[Supplied records — start]

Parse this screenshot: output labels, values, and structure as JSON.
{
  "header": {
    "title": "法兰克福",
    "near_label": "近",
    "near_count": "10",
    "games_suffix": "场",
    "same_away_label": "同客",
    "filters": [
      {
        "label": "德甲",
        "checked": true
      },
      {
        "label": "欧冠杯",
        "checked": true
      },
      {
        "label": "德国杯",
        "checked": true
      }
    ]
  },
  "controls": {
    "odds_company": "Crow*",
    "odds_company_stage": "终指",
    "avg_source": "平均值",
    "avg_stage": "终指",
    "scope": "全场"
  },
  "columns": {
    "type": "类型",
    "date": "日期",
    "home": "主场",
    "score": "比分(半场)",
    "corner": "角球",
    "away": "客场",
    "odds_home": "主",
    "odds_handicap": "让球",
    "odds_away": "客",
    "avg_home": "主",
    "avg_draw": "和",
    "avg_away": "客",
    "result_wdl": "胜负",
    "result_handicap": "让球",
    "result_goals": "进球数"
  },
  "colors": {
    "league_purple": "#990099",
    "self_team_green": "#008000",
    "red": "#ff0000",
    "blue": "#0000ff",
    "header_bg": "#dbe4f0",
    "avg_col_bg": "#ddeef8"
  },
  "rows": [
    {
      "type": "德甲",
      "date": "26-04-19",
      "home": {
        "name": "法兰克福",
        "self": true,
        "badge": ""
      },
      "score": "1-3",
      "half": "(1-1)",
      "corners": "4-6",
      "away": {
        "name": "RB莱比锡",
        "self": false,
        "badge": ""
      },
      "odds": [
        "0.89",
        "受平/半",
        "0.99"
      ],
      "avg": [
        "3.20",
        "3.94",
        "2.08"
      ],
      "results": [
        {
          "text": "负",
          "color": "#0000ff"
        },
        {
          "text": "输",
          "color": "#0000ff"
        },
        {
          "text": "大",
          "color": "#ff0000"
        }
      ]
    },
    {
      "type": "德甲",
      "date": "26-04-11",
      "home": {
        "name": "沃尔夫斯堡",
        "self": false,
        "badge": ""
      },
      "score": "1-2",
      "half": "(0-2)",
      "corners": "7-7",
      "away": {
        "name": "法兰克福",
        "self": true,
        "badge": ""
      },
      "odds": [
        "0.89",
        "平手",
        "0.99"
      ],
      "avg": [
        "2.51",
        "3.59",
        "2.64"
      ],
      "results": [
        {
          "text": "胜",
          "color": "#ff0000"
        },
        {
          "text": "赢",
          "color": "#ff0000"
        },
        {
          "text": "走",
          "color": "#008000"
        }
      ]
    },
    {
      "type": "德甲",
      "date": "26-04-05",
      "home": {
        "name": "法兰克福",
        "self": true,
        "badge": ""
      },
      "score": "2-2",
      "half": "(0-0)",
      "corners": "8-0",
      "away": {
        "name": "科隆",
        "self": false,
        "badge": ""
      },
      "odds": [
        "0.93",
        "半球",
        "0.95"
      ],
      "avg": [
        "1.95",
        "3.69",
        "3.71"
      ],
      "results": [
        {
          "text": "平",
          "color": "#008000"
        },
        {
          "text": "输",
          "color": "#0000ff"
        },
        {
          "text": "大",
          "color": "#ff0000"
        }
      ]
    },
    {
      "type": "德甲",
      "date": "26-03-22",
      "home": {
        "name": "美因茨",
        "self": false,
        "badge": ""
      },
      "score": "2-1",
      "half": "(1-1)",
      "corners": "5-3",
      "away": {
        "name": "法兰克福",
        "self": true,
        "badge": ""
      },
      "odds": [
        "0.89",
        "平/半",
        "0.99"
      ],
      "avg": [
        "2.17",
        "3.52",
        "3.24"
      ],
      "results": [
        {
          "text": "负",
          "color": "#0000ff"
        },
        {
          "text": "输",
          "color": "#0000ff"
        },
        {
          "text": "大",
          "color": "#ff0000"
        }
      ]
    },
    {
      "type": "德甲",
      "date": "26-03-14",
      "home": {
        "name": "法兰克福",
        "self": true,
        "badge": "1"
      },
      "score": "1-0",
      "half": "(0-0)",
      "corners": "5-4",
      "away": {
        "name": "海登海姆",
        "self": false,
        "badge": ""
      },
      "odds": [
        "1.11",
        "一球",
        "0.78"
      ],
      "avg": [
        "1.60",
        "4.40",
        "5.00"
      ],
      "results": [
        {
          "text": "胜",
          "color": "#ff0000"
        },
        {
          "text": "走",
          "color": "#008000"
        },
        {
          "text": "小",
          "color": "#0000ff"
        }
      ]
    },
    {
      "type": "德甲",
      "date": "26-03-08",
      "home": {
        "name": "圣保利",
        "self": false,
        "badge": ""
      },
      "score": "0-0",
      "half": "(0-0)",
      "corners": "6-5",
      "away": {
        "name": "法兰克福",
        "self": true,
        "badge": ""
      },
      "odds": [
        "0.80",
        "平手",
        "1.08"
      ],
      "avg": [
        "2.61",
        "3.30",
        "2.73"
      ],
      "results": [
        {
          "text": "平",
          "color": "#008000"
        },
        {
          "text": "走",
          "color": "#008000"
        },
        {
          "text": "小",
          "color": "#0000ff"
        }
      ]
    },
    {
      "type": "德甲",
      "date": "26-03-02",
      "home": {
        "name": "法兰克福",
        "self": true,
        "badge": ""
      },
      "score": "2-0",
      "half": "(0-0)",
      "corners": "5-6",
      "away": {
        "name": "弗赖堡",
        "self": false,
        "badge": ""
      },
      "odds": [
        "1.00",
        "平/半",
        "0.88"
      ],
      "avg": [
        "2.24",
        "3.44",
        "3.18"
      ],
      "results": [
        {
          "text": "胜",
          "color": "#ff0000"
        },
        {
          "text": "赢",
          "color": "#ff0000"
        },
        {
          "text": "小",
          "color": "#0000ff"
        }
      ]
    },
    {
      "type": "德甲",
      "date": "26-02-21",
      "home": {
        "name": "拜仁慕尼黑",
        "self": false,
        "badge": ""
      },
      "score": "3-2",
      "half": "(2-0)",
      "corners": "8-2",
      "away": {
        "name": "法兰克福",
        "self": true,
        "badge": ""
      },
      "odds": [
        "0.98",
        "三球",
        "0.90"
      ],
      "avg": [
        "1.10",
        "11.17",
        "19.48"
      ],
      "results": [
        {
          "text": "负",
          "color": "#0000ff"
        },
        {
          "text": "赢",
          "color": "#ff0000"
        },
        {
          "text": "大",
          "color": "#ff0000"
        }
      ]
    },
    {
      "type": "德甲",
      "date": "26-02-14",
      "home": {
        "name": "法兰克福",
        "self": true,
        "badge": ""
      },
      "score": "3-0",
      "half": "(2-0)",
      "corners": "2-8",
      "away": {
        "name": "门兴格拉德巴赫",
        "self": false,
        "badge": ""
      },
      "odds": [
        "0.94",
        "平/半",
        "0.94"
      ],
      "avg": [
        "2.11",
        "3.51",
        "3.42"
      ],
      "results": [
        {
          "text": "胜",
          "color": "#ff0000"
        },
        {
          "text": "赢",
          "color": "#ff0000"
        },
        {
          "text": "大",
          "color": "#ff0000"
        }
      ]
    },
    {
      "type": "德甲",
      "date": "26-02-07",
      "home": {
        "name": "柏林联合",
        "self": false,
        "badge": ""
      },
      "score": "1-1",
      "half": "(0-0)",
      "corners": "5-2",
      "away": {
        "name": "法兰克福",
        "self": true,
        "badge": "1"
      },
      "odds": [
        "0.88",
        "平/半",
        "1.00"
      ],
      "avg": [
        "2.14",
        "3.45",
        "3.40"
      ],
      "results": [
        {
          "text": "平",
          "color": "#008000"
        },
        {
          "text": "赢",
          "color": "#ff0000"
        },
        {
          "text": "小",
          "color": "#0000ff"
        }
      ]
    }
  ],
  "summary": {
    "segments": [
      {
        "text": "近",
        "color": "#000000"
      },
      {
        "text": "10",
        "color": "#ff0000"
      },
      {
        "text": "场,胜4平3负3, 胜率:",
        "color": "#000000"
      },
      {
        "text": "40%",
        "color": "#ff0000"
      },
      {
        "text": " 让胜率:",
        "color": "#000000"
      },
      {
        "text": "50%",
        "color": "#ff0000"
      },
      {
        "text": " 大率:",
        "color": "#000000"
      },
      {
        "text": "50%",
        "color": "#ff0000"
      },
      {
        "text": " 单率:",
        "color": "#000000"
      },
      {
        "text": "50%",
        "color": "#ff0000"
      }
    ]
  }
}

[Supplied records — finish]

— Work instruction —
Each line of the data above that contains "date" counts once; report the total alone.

— Answer box —
11